▶ WHAT YOU WILL DO
Determine how many lines in the records below include the word "THERMALRIGHT" and output that number alone.

▶ MATERIAL SUPPLIED
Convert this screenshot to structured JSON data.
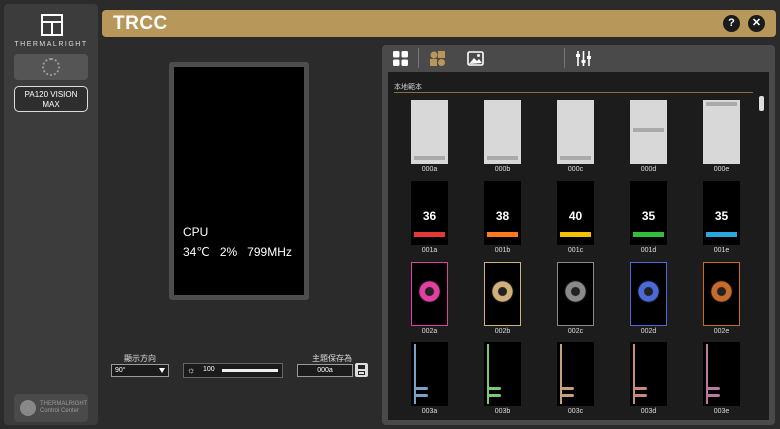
{
  "app": {
    "logo_text": "THERMALRIGHT",
    "device_button": "PA120 VISION MAX",
    "tcc_label": "THERMALRIGHT Control Center",
    "title": "TRCC",
    "help_icon": "question-icon",
    "close_icon": "close-icon"
  },
  "preview": {
    "label": "CPU",
    "temp": "34℃",
    "usage": "2%",
    "freq": "799MHz"
  },
  "controls": {
    "rotation_label": "顯示方向",
    "rotation_value": "90°",
    "brightness_value": "100",
    "brightness_fraction": 1.0,
    "save_label": "主題保存為",
    "save_value": "000a"
  },
  "toolbar": {
    "icons": [
      "grid-icon",
      "shapes-icon",
      "image-icon",
      "sliders-icon"
    ]
  },
  "gallery": {
    "section_title": "本地範本",
    "rows": [
      [
        {
          "label": "000a",
          "style": "light"
        },
        {
          "label": "000b",
          "style": "light"
        },
        {
          "label": "000c",
          "style": "light"
        },
        {
          "label": "000d",
          "style": "light"
        },
        {
          "label": "000e",
          "style": "light"
        }
      ],
      [
        {
          "label": "001a",
          "style": "number",
          "num": "36",
          "color": "#e53935"
        },
        {
          "label": "001b",
          "style": "number",
          "num": "38",
          "color": "#ff7a1a"
        },
        {
          "label": "001c",
          "style": "number",
          "num": "40",
          "color": "#f2c200"
        },
        {
          "label": "001d",
          "style": "number",
          "num": "35",
          "color": "#2fbf3a"
        },
        {
          "label": "001e",
          "style": "number",
          "num": "35",
          "color": "#29a8e0"
        }
      ],
      [
        {
          "label": "002a",
          "style": "gear",
          "color": "#e040a0"
        },
        {
          "label": "002b",
          "style": "gear",
          "color": "#d2b07a"
        },
        {
          "label": "002c",
          "style": "gear",
          "color": "#8a8a8a"
        },
        {
          "label": "002d",
          "style": "gear",
          "color": "#4a6ad8"
        },
        {
          "label": "002e",
          "style": "gear",
          "color": "#c86a2a"
        }
      ],
      [
        {
          "label": "003a",
          "style": "pill",
          "color": "#7aa0c8"
        },
        {
          "label": "003b",
          "style": "pill",
          "color": "#7ac87a"
        },
        {
          "label": "003c",
          "style": "pill",
          "color": "#c8a07a"
        },
        {
          "label": "003d",
          "style": "pill",
          "color": "#c88a7a"
        },
        {
          "label": "003e",
          "style": "pill",
          "color": "#b87aa0"
        }
      ]
    ]
  }
}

▶ THE COMPLETED TASK
2